> _STORED DATA_:
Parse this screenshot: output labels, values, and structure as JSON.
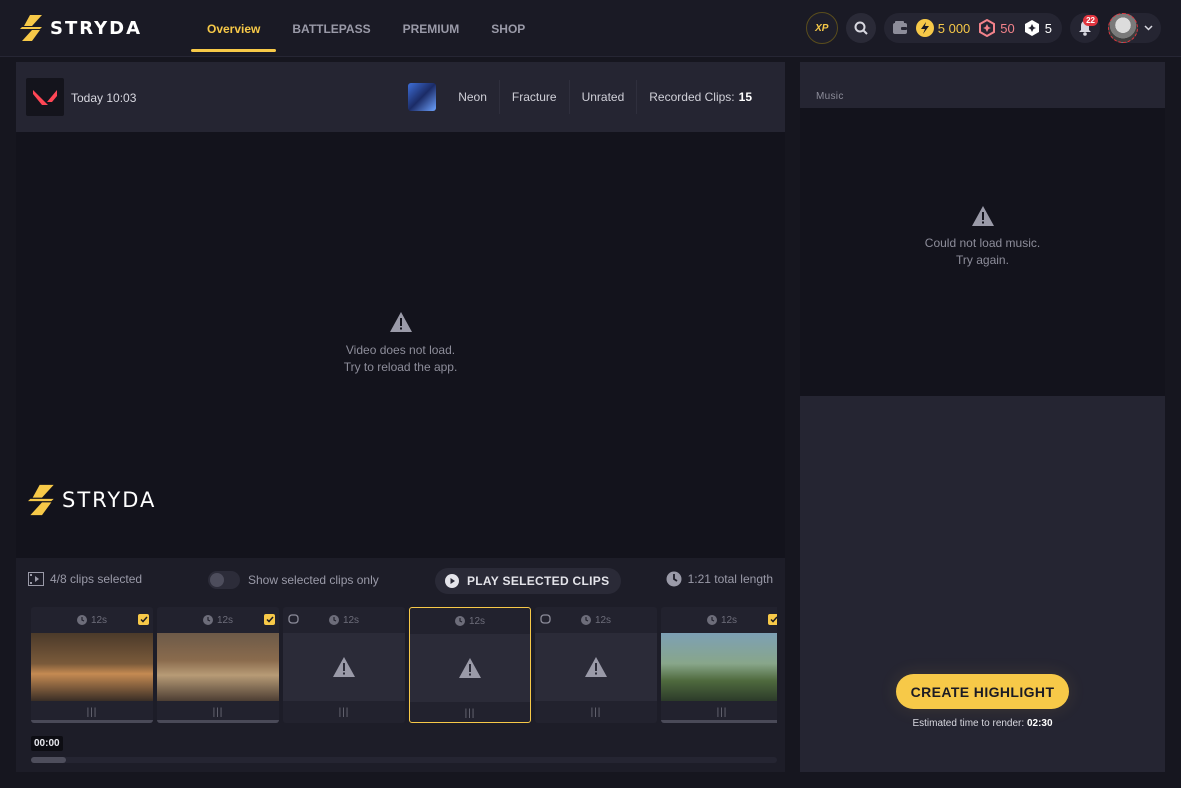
{
  "app": {
    "logo_text": "STRYDA"
  },
  "nav": {
    "tabs": [
      {
        "label": "Overview"
      },
      {
        "label": "BATTLEPASS"
      },
      {
        "label": "PREMIUM"
      },
      {
        "label": "SHOP"
      }
    ],
    "active_tab": "Overview"
  },
  "header": {
    "xp_label": "XP",
    "coins": "5 000",
    "tokens": "50",
    "gems": "5",
    "notifications": "22"
  },
  "match": {
    "time": "Today 10:03",
    "agent": "Neon",
    "map": "Fracture",
    "mode": "Unrated",
    "clips_label": "Recorded Clips:",
    "clips_count": "15"
  },
  "video": {
    "error_line1": "Video does not load.",
    "error_line2": "Try to reload the app.",
    "watermark_text": "STRYDA"
  },
  "clips_toolbar": {
    "selected_text": "4/8 clips selected",
    "toggle_label": "Show selected clips only",
    "play_label": "PLAY SELECTED CLIPS",
    "total_length": "1:21 total length"
  },
  "clips": [
    {
      "duration": "12s",
      "checked": true,
      "state": "thumbnail"
    },
    {
      "duration": "12s",
      "checked": true,
      "state": "thumbnail"
    },
    {
      "duration": "12s",
      "checked": false,
      "state": "error"
    },
    {
      "duration": "12s",
      "checked": false,
      "state": "error"
    },
    {
      "duration": "12s",
      "checked": false,
      "state": "error"
    },
    {
      "duration": "12s",
      "checked": true,
      "state": "thumbnail"
    }
  ],
  "timeline": {
    "current_time": "00:00"
  },
  "music": {
    "label": "Music",
    "error_line1": "Could not load music.",
    "error_line2": "Try again."
  },
  "render": {
    "create_label": "CREATE HIGHLIGHT",
    "estimate_label": "Estimated time to render:",
    "estimate_value": "02:30"
  },
  "colors": {
    "accent": "#f7c948",
    "background": "#16161f",
    "panel": "#252532",
    "video_bg": "#13131c",
    "notification": "#e0353f"
  }
}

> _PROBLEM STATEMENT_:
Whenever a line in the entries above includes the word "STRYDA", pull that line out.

> _TASK RESULT_:
    "logo_text": "STRYDA"
    "watermark_text": "STRYDA"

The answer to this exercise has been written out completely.